The Illinois Supreme Court has ruled a jury was right to hold a Chicago company directly liable for a traffic collision, because the company told one of its drivers to haul an unsafely loaded truck despite the driver’s concerns, finding an employer can be held liable both for the acts of their employees and for their own acts.
The April 21 decision was penned by Justice Mary Jane Theis, with concurrence from Chief Justice Anne Burke and Justices Robert Carter, Rita Garman, P. Scott Neville Jr., David Overstreet and Michael Burke. The ruling favored plaintiff Fletcher McQueen in his action against Pan-Oceanic Engineering Company, of Chicago. The company is a general contractor that focuses on road construction.
According to court documents, on Aug. 17, 2012, an employee of Pan-Oceanic, Lavonta M. Green, picked up a three-ton piece of digging equipment at Patten Industries. Green said Patten workers improperly loaded the equipment onto a trailer. Green claimed he complained, but the Patten workers allegedly refused to reload it safely. Green told his supervisor, Savinder Singh, but Singh allegedly directed Green to go ahead and transport the equipment as is, but to “be safe,” court papers said.
Green purportedly was driving 40 mph when he braked, causing the trailer to swing, because of the allegedly improper loading. The trailer collided with a car driven by McQueen, injuring McQueen, according to court documents.
McQueen sued Pan-Oceanic and Green. The company acknowledged Green was its agent. In 2017, a jury found Pan-Oceanic was liable, but not Green. Pan-Oceanic was ordered to pay $163,227 in compensatory and $1 million in punitive damages to McQueen.

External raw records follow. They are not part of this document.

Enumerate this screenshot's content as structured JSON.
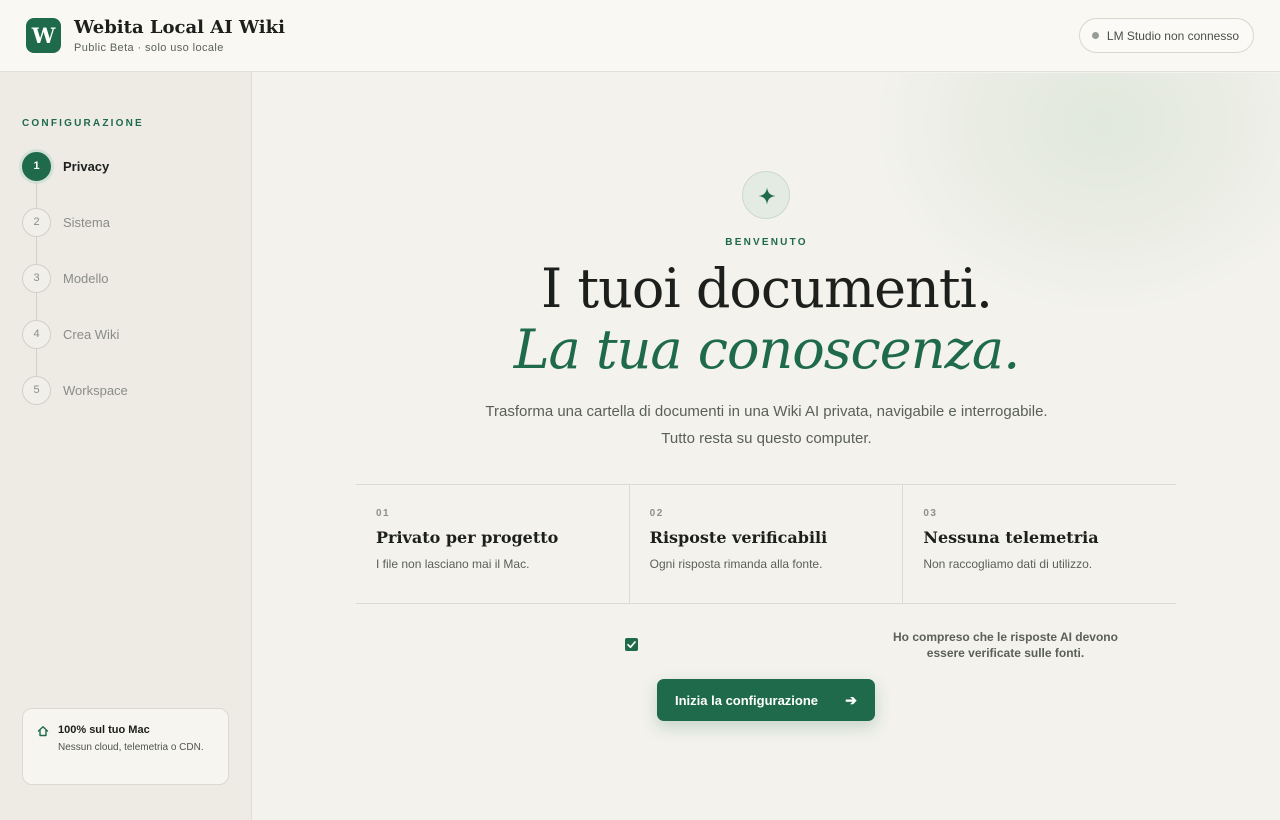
{
  "header": {
    "logo_letter": "W",
    "title": "Webita Local AI Wiki",
    "subtitle": "Public Beta · solo uso locale",
    "status_label": "LM Studio non connesso"
  },
  "sidebar": {
    "heading": "CONFIGURAZIONE",
    "steps": [
      {
        "number": "1",
        "label": "Privacy",
        "active": true
      },
      {
        "number": "2",
        "label": "Sistema"
      },
      {
        "number": "3",
        "label": "Modello"
      },
      {
        "number": "4",
        "label": "Crea Wiki"
      },
      {
        "number": "5",
        "label": "Workspace"
      }
    ],
    "info_card": {
      "icon": "home-icon",
      "title": "100% sul tuo Mac",
      "text": "Nessun cloud, telemetria o CDN."
    }
  },
  "main": {
    "badge_icon": "sparkle-icon",
    "eyebrow": "BENVENUTO",
    "headline_line1": "I tuoi documenti.",
    "headline_line2": "La tua conoscenza.",
    "lead_line1": "Trasforma una cartella di documenti in una Wiki AI privata, navigabile e interrogabile.",
    "lead_line2": "Tutto resta su questo computer.",
    "features": [
      {
        "number": "01",
        "title": "Privato per progetto",
        "description": "I file non lasciano mai il Mac."
      },
      {
        "number": "02",
        "title": "Risposte verificabili",
        "description": "Ogni risposta rimanda alla fonte."
      },
      {
        "number": "03",
        "title": "Nessuna telemetria",
        "description": "Non raccogliamo dati di utilizzo."
      }
    ],
    "consent_label": "Ho compreso che le risposte AI devono essere verificate sulle fonti.",
    "consent_checked": true,
    "cta_label": "Inizia la configurazione",
    "cta_arrow": "➔"
  },
  "colors": {
    "accent": "#1e6a4a",
    "background": "#f3f2ed",
    "sidebar": "#eeebe4"
  }
}
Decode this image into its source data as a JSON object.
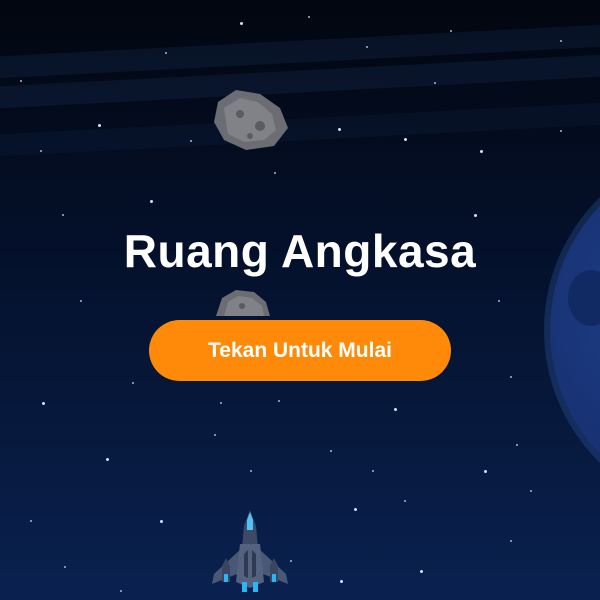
{
  "game": {
    "title": "Ruang Angkasa",
    "start_button_label": "Tekan Untuk Mulai"
  },
  "colors": {
    "background": "#050b1c",
    "accent": "#ff8a0a",
    "title_text": "#ffffff",
    "planet": "#173170"
  },
  "sprites": {
    "player": "spaceship-icon",
    "obstacle": "asteroid-icon",
    "backdrop": "planet"
  }
}
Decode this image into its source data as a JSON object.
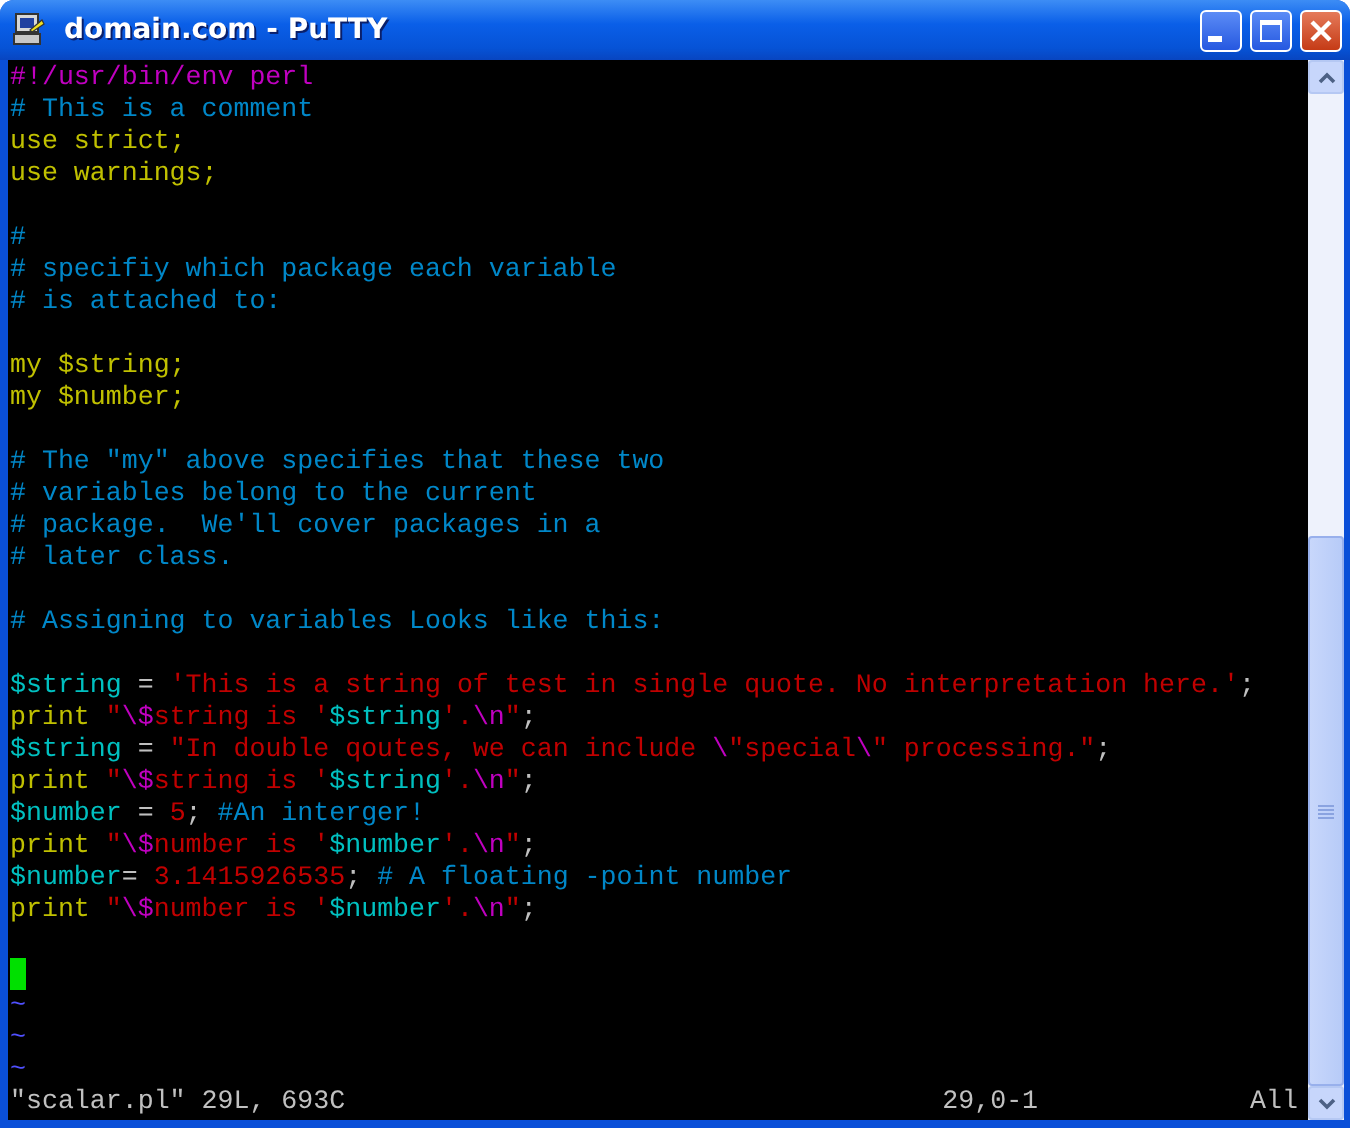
{
  "window": {
    "title": "domain.com - PuTTY"
  },
  "lines": [
    {
      "kind": "code",
      "segments": [
        {
          "text": "#!/usr/bin/env perl",
          "kind": "special"
        }
      ]
    },
    {
      "kind": "code",
      "segments": [
        {
          "text": "# This is a comment",
          "kind": "comment"
        }
      ]
    },
    {
      "kind": "code",
      "segments": [
        {
          "text": "use strict;",
          "kind": "keyword"
        }
      ]
    },
    {
      "kind": "code",
      "segments": [
        {
          "text": "use warnings;",
          "kind": "keyword"
        }
      ]
    },
    {
      "kind": "blank"
    },
    {
      "kind": "code",
      "segments": [
        {
          "text": "#",
          "kind": "comment"
        }
      ]
    },
    {
      "kind": "code",
      "segments": [
        {
          "text": "# specifiy which package each variable",
          "kind": "comment"
        }
      ]
    },
    {
      "kind": "code",
      "segments": [
        {
          "text": "# is attached to:",
          "kind": "comment"
        }
      ]
    },
    {
      "kind": "blank"
    },
    {
      "kind": "code",
      "segments": [
        {
          "text": "my $string;",
          "kind": "keyword"
        }
      ]
    },
    {
      "kind": "code",
      "segments": [
        {
          "text": "my $number;",
          "kind": "keyword"
        }
      ]
    },
    {
      "kind": "blank"
    },
    {
      "kind": "code",
      "segments": [
        {
          "text": "# The \"my\" above specifies that these two",
          "kind": "comment"
        }
      ]
    },
    {
      "kind": "code",
      "segments": [
        {
          "text": "# variables belong to the current",
          "kind": "comment"
        }
      ]
    },
    {
      "kind": "code",
      "segments": [
        {
          "text": "# package.  We'll cover packages in a",
          "kind": "comment"
        }
      ]
    },
    {
      "kind": "code",
      "segments": [
        {
          "text": "# later class.",
          "kind": "comment"
        }
      ]
    },
    {
      "kind": "blank"
    },
    {
      "kind": "code",
      "segments": [
        {
          "text": "# Assigning to variables Looks like this:",
          "kind": "comment"
        }
      ]
    },
    {
      "kind": "blank"
    },
    {
      "kind": "code",
      "segments": [
        {
          "text": "$string",
          "kind": "variable"
        },
        {
          "text": " = ",
          "kind": "plain"
        },
        {
          "text": "'This is a string of test in single quote. No interpretation here.'",
          "kind": "string"
        },
        {
          "text": ";",
          "kind": "plain"
        }
      ]
    },
    {
      "kind": "code",
      "segments": [
        {
          "text": "print ",
          "kind": "keyword"
        },
        {
          "text": "\"",
          "kind": "string"
        },
        {
          "text": "\\$",
          "kind": "special"
        },
        {
          "text": "string is '",
          "kind": "string"
        },
        {
          "text": "$string",
          "kind": "variable"
        },
        {
          "text": "'.",
          "kind": "string"
        },
        {
          "text": "\\n",
          "kind": "special"
        },
        {
          "text": "\"",
          "kind": "string"
        },
        {
          "text": ";",
          "kind": "plain"
        }
      ]
    },
    {
      "kind": "code",
      "segments": [
        {
          "text": "$string",
          "kind": "variable"
        },
        {
          "text": " = ",
          "kind": "plain"
        },
        {
          "text": "\"In double qoutes, we can include ",
          "kind": "string"
        },
        {
          "text": "\\",
          "kind": "special"
        },
        {
          "text": "\"special",
          "kind": "string"
        },
        {
          "text": "\\",
          "kind": "special"
        },
        {
          "text": "\" processing.\"",
          "kind": "string"
        },
        {
          "text": ";",
          "kind": "plain"
        }
      ]
    },
    {
      "kind": "code",
      "segments": [
        {
          "text": "print ",
          "kind": "keyword"
        },
        {
          "text": "\"",
          "kind": "string"
        },
        {
          "text": "\\$",
          "kind": "special"
        },
        {
          "text": "string is '",
          "kind": "string"
        },
        {
          "text": "$string",
          "kind": "variable"
        },
        {
          "text": "'.",
          "kind": "string"
        },
        {
          "text": "\\n",
          "kind": "special"
        },
        {
          "text": "\"",
          "kind": "string"
        },
        {
          "text": ";",
          "kind": "plain"
        }
      ]
    },
    {
      "kind": "code",
      "segments": [
        {
          "text": "$number",
          "kind": "variable"
        },
        {
          "text": " = ",
          "kind": "plain"
        },
        {
          "text": "5",
          "kind": "string"
        },
        {
          "text": "; ",
          "kind": "plain"
        },
        {
          "text": "#An interger!",
          "kind": "comment"
        }
      ]
    },
    {
      "kind": "code",
      "segments": [
        {
          "text": "print ",
          "kind": "keyword"
        },
        {
          "text": "\"",
          "kind": "string"
        },
        {
          "text": "\\$",
          "kind": "special"
        },
        {
          "text": "number is '",
          "kind": "string"
        },
        {
          "text": "$number",
          "kind": "variable"
        },
        {
          "text": "'.",
          "kind": "string"
        },
        {
          "text": "\\n",
          "kind": "special"
        },
        {
          "text": "\"",
          "kind": "string"
        },
        {
          "text": ";",
          "kind": "plain"
        }
      ]
    },
    {
      "kind": "code",
      "segments": [
        {
          "text": "$number",
          "kind": "variable"
        },
        {
          "text": "= ",
          "kind": "plain"
        },
        {
          "text": "3.1415926535",
          "kind": "string"
        },
        {
          "text": "; ",
          "kind": "plain"
        },
        {
          "text": "# A floating -point number",
          "kind": "comment"
        }
      ]
    },
    {
      "kind": "code",
      "segments": [
        {
          "text": "print ",
          "kind": "keyword"
        },
        {
          "text": "\"",
          "kind": "string"
        },
        {
          "text": "\\$",
          "kind": "special"
        },
        {
          "text": "number is '",
          "kind": "string"
        },
        {
          "text": "$number",
          "kind": "variable"
        },
        {
          "text": "'.",
          "kind": "string"
        },
        {
          "text": "\\n",
          "kind": "special"
        },
        {
          "text": "\"",
          "kind": "string"
        },
        {
          "text": ";",
          "kind": "plain"
        }
      ]
    },
    {
      "kind": "blank"
    },
    {
      "kind": "cursor"
    },
    {
      "kind": "filler",
      "text": "~"
    },
    {
      "kind": "filler",
      "text": "~"
    },
    {
      "kind": "filler",
      "text": "~"
    }
  ],
  "status_bar": {
    "file_info": "\"scalar.pl\" 29L, 693C",
    "position": "29,0-1",
    "scroll": "All"
  }
}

In a 2-1 decision, Illinois First District Appellate Court overturned the verdict, saying the jury was wrong to find the employer negligent, but not the employee. The appellate majority said such wa ruling was inconsistent.
Justice Theis said the issue before the state Supreme Court was whether Pan-Oceanic could be found to have both indirect, or vicarious, liability as Green’s employer, and direct liability for allegedly instructing Green to proceed with the improper load. Theis and her fellow Supreme Court justices said they could.
“Settled law allows a plaintiff to plead and prove multiple causes of action,” Theis wrote
Theis added: “We see no reason why a plaintiff should be precluded from seeking to hold an employer vicariously liable for its employee’s negligence, as well as directly liable for its own negligence, separate and apart from its employee’s conduct. A potentially meritorious cause of action should not be barred simply because the employer acknowledges vicarious liability for its employee’s misconduct in a separate cause of action.”
Pan-Oceanic also argued to the Supreme Court the punitive damages were not warranted, but Theis pointed to evidence supporting such damages.
“Pan-Oceanic’s president testified that Green followed the proper protocol before driving with the load” and “the jury could reasonably have concluded that Pan-Oceanic demonstrated utter indifference toward the safety of others,” Theis stated.
McQueen has been represented by Chicago lawyer Michael Rathsack.
Pan-Oceanic has been defended by Jennifer Leah Barron, of Barron Legal, of Naperville.
This article was first published in Cook County Record.